Tekkonkinkreet: yet another classic Japanese mindf**k anime
On July 1st, I went to see not one, but two movies. One was SiCKO, of which I will only say two words: SEE IT. (This does not apply to people who live in rational countries with single-payer health care.)
The other was Tekkonkinkreet. Based on the manga "Kuro to Shiro" (Black and White), the curious name of the movie is three Japanese words mashed together: in English, those words are IronConcreteMuscles. Perhaps not in that order.
Two feral children, Kuro, the older and fiercer of the two, and Shiro, the younger and more childlike/childish, live in the decay of Treasure City. Is the city in Japan, or somewhere else in the world? It is left very much up in the air, as you see verbiage in English, Thai and Hindi on buildings alongside the Japanese Kana and Kanji. There are some references that are very Japanese, however: the city is being carved up by rival Yakuza gangsters, some of which might actually be Yakuza from another planet.

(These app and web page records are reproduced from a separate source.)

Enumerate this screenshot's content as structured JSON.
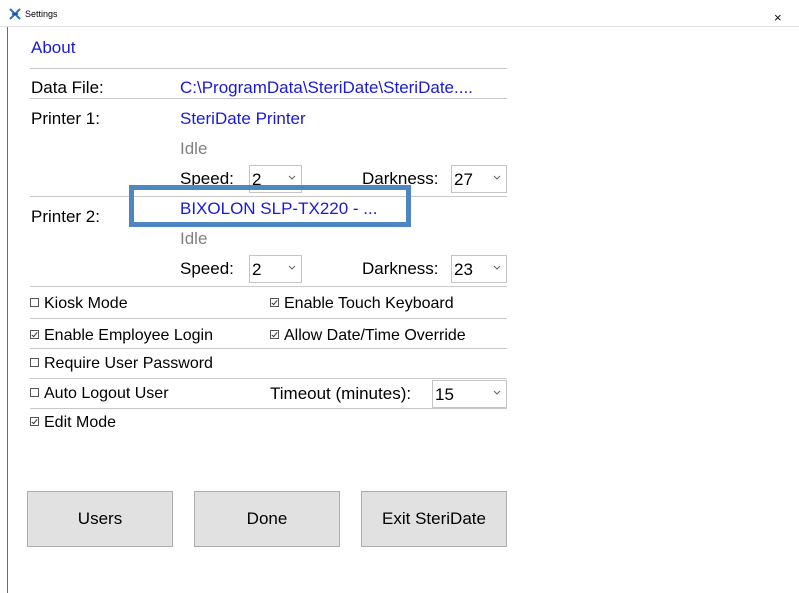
{
  "window": {
    "title": "Settings",
    "close_glyph": "×"
  },
  "about_link": "About",
  "data_file": {
    "label": "Data File:",
    "value": "C:\\ProgramData\\SteriDate\\SteriDate...."
  },
  "printer1": {
    "label": "Printer 1:",
    "name": "SteriDate Printer",
    "status": "Idle",
    "speed_label": "Speed:",
    "speed_value": "2",
    "darkness_label": "Darkness:",
    "darkness_value": "27"
  },
  "printer2": {
    "label": "Printer 2:",
    "name": "BIXOLON SLP-TX220 - ...",
    "status": "Idle",
    "speed_label": "Speed:",
    "speed_value": "2",
    "darkness_label": "Darkness:",
    "darkness_value": "23"
  },
  "options": {
    "kiosk_mode": {
      "label": "Kiosk Mode",
      "checked": false
    },
    "enable_touch_keyboard": {
      "label": "Enable Touch Keyboard",
      "checked": true
    },
    "enable_employee_login": {
      "label": "Enable Employee Login",
      "checked": true
    },
    "allow_datetime_override": {
      "label": "Allow Date/Time Override",
      "checked": true
    },
    "require_user_password": {
      "label": "Require User Password",
      "checked": false
    },
    "auto_logout_user": {
      "label": "Auto Logout User",
      "checked": false
    },
    "timeout_label": "Timeout (minutes):",
    "timeout_value": "15",
    "edit_mode": {
      "label": "Edit Mode",
      "checked": true
    }
  },
  "buttons": {
    "users": "Users",
    "done": "Done",
    "exit": "Exit SteriDate"
  },
  "colors": {
    "link_blue": "#1a1ad6",
    "highlight_border": "#4d86c2",
    "button_bg": "#e1e1e1"
  }
}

After the Yakuza chew through some of the lesser young toughs of the city, they find that dealing with Kuro and Shiro is much harder than it seemed it would.
The movie shifts between the world as it is, and the inner lives of the two feral boys. They are linked together telepathically, and you are not sure at times from whose point of view you are looking at the story. You wonder how much of the story is going on in real time, and how much of it is actually going on within their minds. This is not new: movies have been playing around with this for decades, and so have artists like Dali and Rene Magritte. At times things get so surreal and hard to follow it will probably take several viewings to untangle, and I have yet to only get the benefit of one. You get the feeling, however, that the effort is worth it.
This movie marks the first time an American working in the Japanese animation industry has directed an anime feature. Director Michael Arias was born in Southern California, and through a circuitous chain of events learned animation and computer programming at NYU, then returned to California to work in computer special effects at places like Digital Domain. He then went to Japan to work alongside the artists of Studio Ghibli as their digital effects programmer, beginning with Mononoke Hime. Before Tekkonkinkreet, Arias is best known for his involvement in The Animatrix, an assemblage of 9 Matrix-universe animated shorts which arguably is the best of the sequels to The Matrix.
It is in the best interest of the animation industries of both America and Japan to come together in these kind of hands-across-the-Pacific collaborative efforts. Considering the state of the industry in both countries (the US is almost dead, Japan is struggling) it is likely that collaboration will not make matters worse, and will likely help both to revitalize.
Tekkonkinkreet is going to be coming to theatres this weekend. It is likely to be released to DVD quite soon after this, but seeing the movie in a theatre with a huge screen and excellent sound is well worth it.